Man, I love that story. Chris is such a great writer. That ending hits me like a sledge hammer every single time I read it. I’m not usually one to well up or get teary but that story brings me close.
Akua Mercy is exceptional and beautifully bitter. You’ve chosen writers that have doses of romantic cynicism they seem to have been battered, tormented and burnt by love. I think all of these pieces hurt. William James’ Kids Like Us Will Be Alone Forever and Anthony Macina’s The Breeze was the closest I came to tearing up. These are wonderful writers to get to know.
I am really proud of that first issue, all the writers are fantastic. I always think back on issue #1 as testing the water, so to speak, and that issues #2 and 3 are much better, but then when I actually re-read issue #1 I realise that it was pretty damn good. Kids Like Us Will Be Alone Forever is one of my favourite poems of all time.
You also use different cover designers, do you look for submissions in cover illustrations as well as words?
I am always on the lookout for submissions of all kinds, the next issue (#4) will even feature some photography which is a first for Paper and Ink. I am lucky enough that I happen to know a lot of very talented artists and illustrators and so far, all but one of the cover illustrations have come from people I know that I have reached out to.
As a fan of the fanzine, what are some of the best literary ones out there, (besides your own of course). That you regularly follow?
There are some really fantastic lit zines out there. Just in the UK alone you have PUSH which actually launched in the same month as Paper and Ink, however they just put out their 13th issue. The work ethic of editor Joe England is incredible. He sells the zines outside football matches, and shifts a bucket load of them! Then there is Hand Job which launched last year as well. It is a real old school cut and paste zine which features some fantastic writers. There is a lot of crossover in the contributors between our three zines and a real community spirit between us. I don’t think it is a coincidence that we all appeared at around the same time- we’re all fighting the same fight.

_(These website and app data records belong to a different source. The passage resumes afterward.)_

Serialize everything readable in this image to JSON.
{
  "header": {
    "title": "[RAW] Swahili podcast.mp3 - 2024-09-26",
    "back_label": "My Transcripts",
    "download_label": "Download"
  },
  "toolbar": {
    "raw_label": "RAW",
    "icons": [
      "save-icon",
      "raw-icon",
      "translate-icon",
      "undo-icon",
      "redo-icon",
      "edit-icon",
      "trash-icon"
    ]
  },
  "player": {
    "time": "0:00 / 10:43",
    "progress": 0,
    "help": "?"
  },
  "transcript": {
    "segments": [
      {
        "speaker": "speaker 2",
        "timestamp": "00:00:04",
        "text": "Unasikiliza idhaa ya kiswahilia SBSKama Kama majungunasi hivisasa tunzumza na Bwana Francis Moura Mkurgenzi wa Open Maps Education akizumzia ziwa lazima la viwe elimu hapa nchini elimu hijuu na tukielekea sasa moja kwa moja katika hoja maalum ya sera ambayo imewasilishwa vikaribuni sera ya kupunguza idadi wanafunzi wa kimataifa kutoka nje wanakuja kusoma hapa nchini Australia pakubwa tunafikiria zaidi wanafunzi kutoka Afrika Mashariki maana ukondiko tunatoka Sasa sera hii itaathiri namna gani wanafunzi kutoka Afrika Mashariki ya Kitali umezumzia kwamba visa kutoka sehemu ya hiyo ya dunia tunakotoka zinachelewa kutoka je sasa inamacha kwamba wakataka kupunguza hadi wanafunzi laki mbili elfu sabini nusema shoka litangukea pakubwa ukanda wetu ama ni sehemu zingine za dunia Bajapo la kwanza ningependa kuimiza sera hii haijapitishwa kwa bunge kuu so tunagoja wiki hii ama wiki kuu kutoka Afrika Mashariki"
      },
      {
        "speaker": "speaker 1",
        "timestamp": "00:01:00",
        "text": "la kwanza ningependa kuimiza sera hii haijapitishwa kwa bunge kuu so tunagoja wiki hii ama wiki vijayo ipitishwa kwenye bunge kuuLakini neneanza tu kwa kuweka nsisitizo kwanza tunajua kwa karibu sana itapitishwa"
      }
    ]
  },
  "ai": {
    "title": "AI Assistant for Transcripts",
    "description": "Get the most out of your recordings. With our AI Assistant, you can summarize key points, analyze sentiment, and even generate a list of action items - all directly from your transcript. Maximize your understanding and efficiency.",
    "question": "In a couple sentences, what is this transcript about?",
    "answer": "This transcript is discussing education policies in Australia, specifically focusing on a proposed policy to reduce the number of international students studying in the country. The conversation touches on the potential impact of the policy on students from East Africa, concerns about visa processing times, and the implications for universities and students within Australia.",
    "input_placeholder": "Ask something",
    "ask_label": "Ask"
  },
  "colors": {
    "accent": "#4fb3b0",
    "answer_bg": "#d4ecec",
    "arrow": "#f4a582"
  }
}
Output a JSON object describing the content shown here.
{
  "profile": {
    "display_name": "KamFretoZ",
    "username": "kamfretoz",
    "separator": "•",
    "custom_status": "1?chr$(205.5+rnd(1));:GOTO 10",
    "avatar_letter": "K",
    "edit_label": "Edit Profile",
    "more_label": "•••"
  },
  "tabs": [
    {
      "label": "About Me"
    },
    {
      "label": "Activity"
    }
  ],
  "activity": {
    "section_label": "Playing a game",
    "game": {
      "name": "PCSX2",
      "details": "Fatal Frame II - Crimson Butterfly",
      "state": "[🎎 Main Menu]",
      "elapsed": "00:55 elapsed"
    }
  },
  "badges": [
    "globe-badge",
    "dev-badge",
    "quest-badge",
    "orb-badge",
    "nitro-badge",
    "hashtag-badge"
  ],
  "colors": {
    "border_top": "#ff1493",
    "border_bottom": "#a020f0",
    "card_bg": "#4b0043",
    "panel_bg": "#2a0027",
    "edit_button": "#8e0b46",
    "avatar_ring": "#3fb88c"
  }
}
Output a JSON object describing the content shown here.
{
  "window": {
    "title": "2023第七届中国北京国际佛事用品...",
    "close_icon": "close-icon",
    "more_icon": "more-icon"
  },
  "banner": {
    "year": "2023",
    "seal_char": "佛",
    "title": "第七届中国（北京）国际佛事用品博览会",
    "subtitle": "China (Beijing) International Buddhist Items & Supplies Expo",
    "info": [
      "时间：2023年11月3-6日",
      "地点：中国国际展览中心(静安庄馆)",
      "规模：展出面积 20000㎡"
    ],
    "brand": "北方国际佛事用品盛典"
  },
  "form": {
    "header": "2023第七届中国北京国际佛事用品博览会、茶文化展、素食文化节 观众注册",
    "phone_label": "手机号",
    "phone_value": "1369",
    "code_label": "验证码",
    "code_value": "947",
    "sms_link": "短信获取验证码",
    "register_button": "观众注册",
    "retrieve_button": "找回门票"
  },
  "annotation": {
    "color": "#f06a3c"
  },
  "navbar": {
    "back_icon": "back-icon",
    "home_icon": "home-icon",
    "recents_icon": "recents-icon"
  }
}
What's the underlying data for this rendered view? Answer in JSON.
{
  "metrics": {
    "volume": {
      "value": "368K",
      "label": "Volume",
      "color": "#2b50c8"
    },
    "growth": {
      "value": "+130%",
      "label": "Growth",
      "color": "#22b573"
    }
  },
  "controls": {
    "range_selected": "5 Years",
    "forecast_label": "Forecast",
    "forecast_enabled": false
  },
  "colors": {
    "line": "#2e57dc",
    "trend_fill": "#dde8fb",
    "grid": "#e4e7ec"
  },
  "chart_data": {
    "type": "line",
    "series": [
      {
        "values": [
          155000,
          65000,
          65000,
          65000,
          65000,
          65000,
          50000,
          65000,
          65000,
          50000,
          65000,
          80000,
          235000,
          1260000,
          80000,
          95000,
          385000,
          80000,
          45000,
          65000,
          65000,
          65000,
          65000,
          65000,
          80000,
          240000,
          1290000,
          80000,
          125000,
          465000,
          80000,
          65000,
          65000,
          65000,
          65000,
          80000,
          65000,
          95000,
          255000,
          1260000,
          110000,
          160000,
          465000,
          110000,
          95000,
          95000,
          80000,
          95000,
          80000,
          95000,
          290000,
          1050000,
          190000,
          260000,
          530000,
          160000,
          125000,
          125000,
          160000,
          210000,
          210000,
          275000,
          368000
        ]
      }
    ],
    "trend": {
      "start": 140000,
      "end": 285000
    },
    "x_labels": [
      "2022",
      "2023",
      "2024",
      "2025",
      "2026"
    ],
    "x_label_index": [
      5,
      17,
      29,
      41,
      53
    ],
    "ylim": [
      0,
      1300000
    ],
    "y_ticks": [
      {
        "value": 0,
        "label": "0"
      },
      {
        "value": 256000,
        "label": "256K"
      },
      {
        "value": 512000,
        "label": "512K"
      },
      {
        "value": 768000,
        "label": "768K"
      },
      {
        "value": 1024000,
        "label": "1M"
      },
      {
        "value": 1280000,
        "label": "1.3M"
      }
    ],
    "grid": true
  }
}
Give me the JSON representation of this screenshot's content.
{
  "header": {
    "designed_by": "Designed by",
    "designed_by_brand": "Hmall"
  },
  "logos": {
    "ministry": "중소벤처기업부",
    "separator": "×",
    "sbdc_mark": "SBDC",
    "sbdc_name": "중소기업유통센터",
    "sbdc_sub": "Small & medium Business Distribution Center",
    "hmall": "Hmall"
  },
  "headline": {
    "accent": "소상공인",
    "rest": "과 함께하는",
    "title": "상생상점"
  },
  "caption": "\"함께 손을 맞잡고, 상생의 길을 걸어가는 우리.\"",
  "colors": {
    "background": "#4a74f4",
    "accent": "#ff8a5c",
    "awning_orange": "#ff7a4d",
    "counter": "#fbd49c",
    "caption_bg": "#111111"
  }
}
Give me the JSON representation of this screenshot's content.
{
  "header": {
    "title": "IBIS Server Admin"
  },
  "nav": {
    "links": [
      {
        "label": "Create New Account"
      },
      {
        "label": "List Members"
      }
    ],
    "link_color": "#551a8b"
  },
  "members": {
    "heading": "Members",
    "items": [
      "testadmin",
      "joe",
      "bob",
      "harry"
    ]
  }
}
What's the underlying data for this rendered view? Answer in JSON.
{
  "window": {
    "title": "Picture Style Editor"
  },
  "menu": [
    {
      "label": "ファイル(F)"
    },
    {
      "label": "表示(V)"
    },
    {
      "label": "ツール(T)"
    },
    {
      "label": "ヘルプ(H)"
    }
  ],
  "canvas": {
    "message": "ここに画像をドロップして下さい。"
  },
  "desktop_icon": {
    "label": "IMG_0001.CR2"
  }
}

The second and third issues Home and Destination Unknown are exponentially gaining thickness.
Like I said earlier, I always saw issue #1 as just ‘testing the water’. I knew that if it went well and people responded to it I would go bigger and better, and that philosophy will continue with future issues. Issue #4 is going to be a bumper one! The theme of which is ‘identity’ and I have had some fantastic submissions so far.
So you’re getting some good feedback and interest in your zine?
The feedback has been incredible. When I released the first issue I was worried that no one would be interested and I’d be stuck with piles of zines that I couldn’t shift but that wasn’t a problem at all. Don’t get me wrong, I’m not exactly about to give up my day job, but the response has been great. I’m just happy that I can give unknown and up and coming writers a platform to showcase their work, that’s the best feeling in the world.
What is the next submission topic and how does one get involved?
The theme of the next issue is ‘identity’ and the deadline for submissions is 1st December so there is still plenty of time for people to get involved. I’m looking for short stories, flash fiction and poetry of no longer than 1500 words and illustrations in black and white only.
Just send them along to email@example.com